Tags: crypto xor

Rating:

# Half and Half
slopey112 - 4/24/2019

We are given a python script that generates a cipher.
python
from secret import flag

def xor(x, y):
o = ''
for i in range(len(x)):
o += chr(ord(x[i])^ord(y[i]))
return o

assert len(flag) % 2 == 0

half = len(flag)//2
milk = flag[:half]
cream = flag[half:]

assert xor(milk, cream) == '\x15\x02\x07\x12\x1e\x100\x01\t\n\x01"'

The code is very simple. The program first splits the flag into half and half. Then, it iterates through each index in the arrays. It returns an ASCII character based on the XOR of the decimal value of two corresponding characters in the split arrays.

As we can see, the results of that cipher is given at the bottom. From this, we can deduce that the length of the flag must be 24 because there are 12 characters in the resulting cipher.

Next, we can also deduce the first five characters and the last character in the flag. We know the flag must begin with actf{ and must end with }.

The first major observation is that we can deduce six characters already, because of XOR properties. First, the commutative property:

a = b ^ c
a = c ^ b

Next, XOR has another interesting property.

a = b ^ c
b = c ^ a
c = a ^ b

From this, we can already deduce a few of the characters. Below I've arranged the two halves of the flag on top of each other, with the result at the bottom. Unknown characters are ..

a c t f { . .. . . . .
. . . . . . .. . . . }
\x15\x02\x07\x12\x1e\x100\x01\t\n\x01"

Let's start from left to right and sweep across.

a ^ . = 0x15
. = chr(0x15 ^ ord(a))
. = 't'
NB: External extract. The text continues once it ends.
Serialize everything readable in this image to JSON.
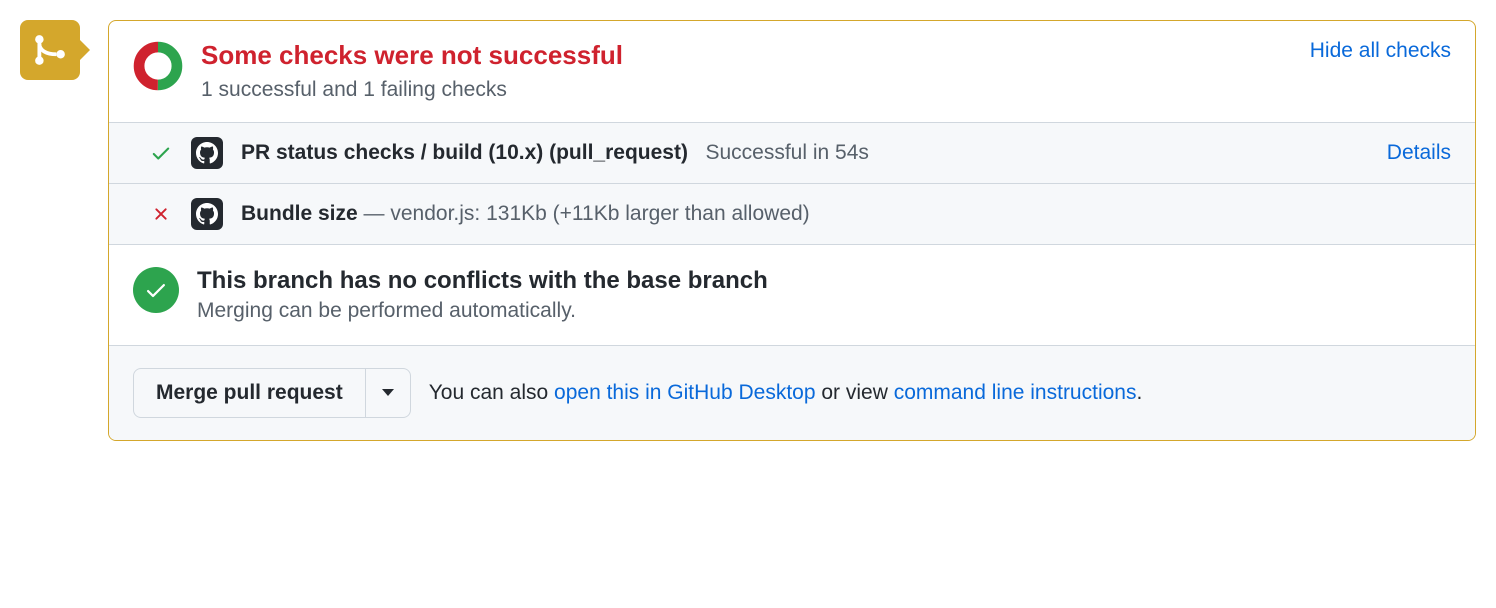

Continuing along, we can deduce many of these characters as well.

a c t f { . .. . . . _
t a s t e . .. . . . }
\x15\x02\x07\x12\x1e\x100\x01\t\n\x01"

Now we're at a bit of a roadblock. How can we find the rest of the characters? We can start by making an assumption, that the flag is not obfuscated in any way. Given that, we can generate the possibilities for these characters with a quick [python script](/code/Half_and_Half.py).
python
import string
import sys

search = string.ascii_lowercase + '_'

def decrypt(result):
char = ord(result)
for c in search:
for c2 in search:
if ord(c) ^ ord(c2) == char:
print('{} {}'.format(c, c2))

decrypt(sys.argv[1])

Let's run this script on the first unknown character.

slopey112@slopey112:~/Documents/Code/payloads$python3 decrypt.py$(python -c "print '\x10'")
a q
b r
c s
d t
e u
f v
g w
h x
i y
j z
q a
r b
s c
t d
u e
v f
w g
x h
y i
z j

By our first assumption that there is no obfuscation, the next letter following "taste" can only be "\_", "d", or "s" as only these can make spellable characters. As we can see our options are limited to "d" and "s", we'll take a guess and try "s". Now our cipher looks like this:

a c t f { c .. . . . _
t a s t e s .. . . . }
\x15\x02\x07\x12\x1e\x100\x01\t\n\x01"

Through deduction, the next character should be "\_" after "tastes", also by the same assumption as earlier. Running our script again, our guess is correct.

slopey112@slopey112:~/Documents/Code/payloads\$ python3 decrypt.py 0
o _
_ o

Great.

a c t f { c o. . . . _
t a s t e s _. . . . }
\x15\x02\x07\x12\x1e\x100\x01\t\n\x01"

After some thinking, the "co" in the beginning reminds us of a particular drink that is generally associated with "half and half". I ran the script a few more times, and we found the pattern.

a c t f { c of f e e _
t a s t e s _g o o d }
\x15\x02\x07\x12\x1e\x100\x01\t\n\x01"

And we are left with our flag.

actf{coffee_tastes_good}


Original writeup (https://github.com/quintuplecs/angstromctf2019/blob/master/crypto/Half-and-Half.md).